It can seem like this new application will work, especially since it is an app that functions through a partnership with Amazon. This is great for avid readers, since it means they will have immediate and quick access to a lot of titles. This app also offers a gift to their clients. Every month, you can choose one book among four titles for free.

But Nathan mentions something that I believe is crucial to the application’s success or failure. Regardless of their partnership with the mega e-tailer and the gift they offer to their customers, I predict the application“Samsung for Kindle” will fail. In this day and age, one does not expect an application to take its time in opening. It’s almost unheard of. And coming from Samsung, we would not expect that. In fact, because it is a Samsung application, we would expect it to be quicker and better than any other in the market. But no, it is slow and this will certainly be a turn-off. Now, what people must understand is that since the app has been created by Samsung, Samsung is at fault but its slow to open characteristic has nothing to do with the device itself. I am positive that everything else works superbly.

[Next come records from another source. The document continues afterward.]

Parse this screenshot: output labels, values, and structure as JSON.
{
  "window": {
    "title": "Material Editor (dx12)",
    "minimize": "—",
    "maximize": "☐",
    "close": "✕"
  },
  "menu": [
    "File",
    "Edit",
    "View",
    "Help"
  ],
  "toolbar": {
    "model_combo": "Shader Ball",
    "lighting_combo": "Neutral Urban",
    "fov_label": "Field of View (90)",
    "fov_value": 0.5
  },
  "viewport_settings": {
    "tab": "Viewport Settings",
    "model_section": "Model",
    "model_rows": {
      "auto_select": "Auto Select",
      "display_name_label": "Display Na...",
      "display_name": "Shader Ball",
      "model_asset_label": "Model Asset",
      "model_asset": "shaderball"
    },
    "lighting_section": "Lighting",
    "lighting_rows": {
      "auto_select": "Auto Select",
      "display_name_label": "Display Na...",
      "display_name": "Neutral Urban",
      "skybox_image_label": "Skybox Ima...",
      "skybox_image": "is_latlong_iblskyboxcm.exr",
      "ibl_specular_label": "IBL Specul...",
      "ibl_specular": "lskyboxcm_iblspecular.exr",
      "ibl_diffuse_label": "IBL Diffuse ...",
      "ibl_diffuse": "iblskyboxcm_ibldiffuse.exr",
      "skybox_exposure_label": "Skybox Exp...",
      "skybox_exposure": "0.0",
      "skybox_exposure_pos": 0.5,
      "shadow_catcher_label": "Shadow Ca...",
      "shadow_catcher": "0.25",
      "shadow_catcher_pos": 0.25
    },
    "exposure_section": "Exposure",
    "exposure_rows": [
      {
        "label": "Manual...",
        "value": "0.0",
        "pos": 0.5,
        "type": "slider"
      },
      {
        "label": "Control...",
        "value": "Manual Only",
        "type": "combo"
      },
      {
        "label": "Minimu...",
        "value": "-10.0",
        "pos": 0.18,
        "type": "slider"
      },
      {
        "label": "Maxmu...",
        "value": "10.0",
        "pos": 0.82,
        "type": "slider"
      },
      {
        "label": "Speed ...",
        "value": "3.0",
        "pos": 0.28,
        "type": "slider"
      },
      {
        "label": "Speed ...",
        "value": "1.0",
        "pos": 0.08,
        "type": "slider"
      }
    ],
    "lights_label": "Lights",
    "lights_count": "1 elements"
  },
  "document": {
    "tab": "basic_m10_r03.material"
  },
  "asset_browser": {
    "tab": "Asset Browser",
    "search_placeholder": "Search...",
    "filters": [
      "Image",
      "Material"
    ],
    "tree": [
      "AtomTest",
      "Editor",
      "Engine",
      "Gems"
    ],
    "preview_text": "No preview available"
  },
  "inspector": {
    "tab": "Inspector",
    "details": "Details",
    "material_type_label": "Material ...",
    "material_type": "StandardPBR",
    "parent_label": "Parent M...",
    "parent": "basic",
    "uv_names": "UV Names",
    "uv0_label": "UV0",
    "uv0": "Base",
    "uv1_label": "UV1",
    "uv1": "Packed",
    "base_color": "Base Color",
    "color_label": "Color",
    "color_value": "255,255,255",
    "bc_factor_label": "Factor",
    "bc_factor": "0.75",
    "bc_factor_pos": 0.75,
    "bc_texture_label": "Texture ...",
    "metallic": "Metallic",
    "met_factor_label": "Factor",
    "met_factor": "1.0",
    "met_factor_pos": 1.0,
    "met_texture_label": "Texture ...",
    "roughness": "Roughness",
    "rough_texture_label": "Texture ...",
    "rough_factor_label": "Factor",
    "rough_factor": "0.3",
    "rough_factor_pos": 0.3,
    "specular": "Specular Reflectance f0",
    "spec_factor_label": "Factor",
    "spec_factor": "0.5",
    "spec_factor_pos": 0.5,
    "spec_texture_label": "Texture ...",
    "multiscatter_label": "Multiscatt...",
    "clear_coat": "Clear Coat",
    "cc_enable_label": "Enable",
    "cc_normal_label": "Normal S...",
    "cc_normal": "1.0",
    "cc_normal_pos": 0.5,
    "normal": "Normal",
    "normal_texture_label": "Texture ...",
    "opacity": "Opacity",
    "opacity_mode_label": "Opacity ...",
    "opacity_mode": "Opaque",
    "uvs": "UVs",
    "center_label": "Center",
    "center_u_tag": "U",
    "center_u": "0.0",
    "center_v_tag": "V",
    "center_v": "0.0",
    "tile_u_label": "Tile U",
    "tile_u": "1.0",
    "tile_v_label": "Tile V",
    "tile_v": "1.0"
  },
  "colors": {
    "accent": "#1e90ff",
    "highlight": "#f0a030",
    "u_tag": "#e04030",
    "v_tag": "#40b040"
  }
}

If Samsung can fix this problem, this application can probably be a success. The question is not can they fix it (I am sure that is an easy task for them), but will be fix it? It would be a great idea if they did because they are really falling behind in the ereading world. I always think Samsung is a much better company overall than Apple but in terms of ebooks and ereading apps, they certainly fall behind.

Samsung betrays its customers

Today, people are reading more than ever and the quality and functions of electronics are at its highest peak, which is why a blend of these two is apparent. People currently have immediate access to millions of titles through numerous devices such as ipads, android tablets, ereaders, smartphones and much more. As a result, the market can be considered competition-heavy as companies thrive to deliver the best device at interesting prices.

When it comes to electronics, it is impossible to leave Samsung out of the conversation. In many ways, and to some people, in every way, Samsung has achieved the very best in all aspects of the electronics world. Apple can be considered a rival but even then, Samsung finds itself taking the lead in the competition. Taking smartphone sales, for instance, Zach Epstein states that Samsung sold 71 million smartphones while Apple sold 31.2 million units. Samsung has definitely crushed Apple and by a lot.

Samsung’s reputation is certainly not questionable, yet, it finds itself unable to compete in the ebook market. Why does Samsung fail totally in this field, when Apple is able to maintain iBookstore? Why is it unable to at least find a place in the competition, let alone taking the lead?

People trust Samsung and their devices. But I predict they will lose that trust when it comes to ereading apps or they probably already have. A couple of weeks ago, when Nate posted that Samsung’s ereading application Reader’s Hub proved to be a complete disappointment and was eventually decided that it would be closed down and replaced with the Samsung for kindle app, I automatically thought of how Sony handled a similar situation. Sony stayed loyal to their customers and made sure their previous content were not lost. They transferred everything to Kobo. What Samsung did was say tell their customers to say good-bye to all the contents they had bought. They made a huge mistake here. Not only did they lose their current customers, but they have created a reputation that will repel any future customers.

Of course, this only applies to their ebook related software. People still trust their galaxy tablets, their galaxy note phones and all the other amazing devices they have come up with. And they should. They are amazing devices. Their negative reputation in the ebook market will, however, take a lot of effort to turn around, should they want to. In my opinion, they should just concentrate on what they are good at. You can’t be the best at everything.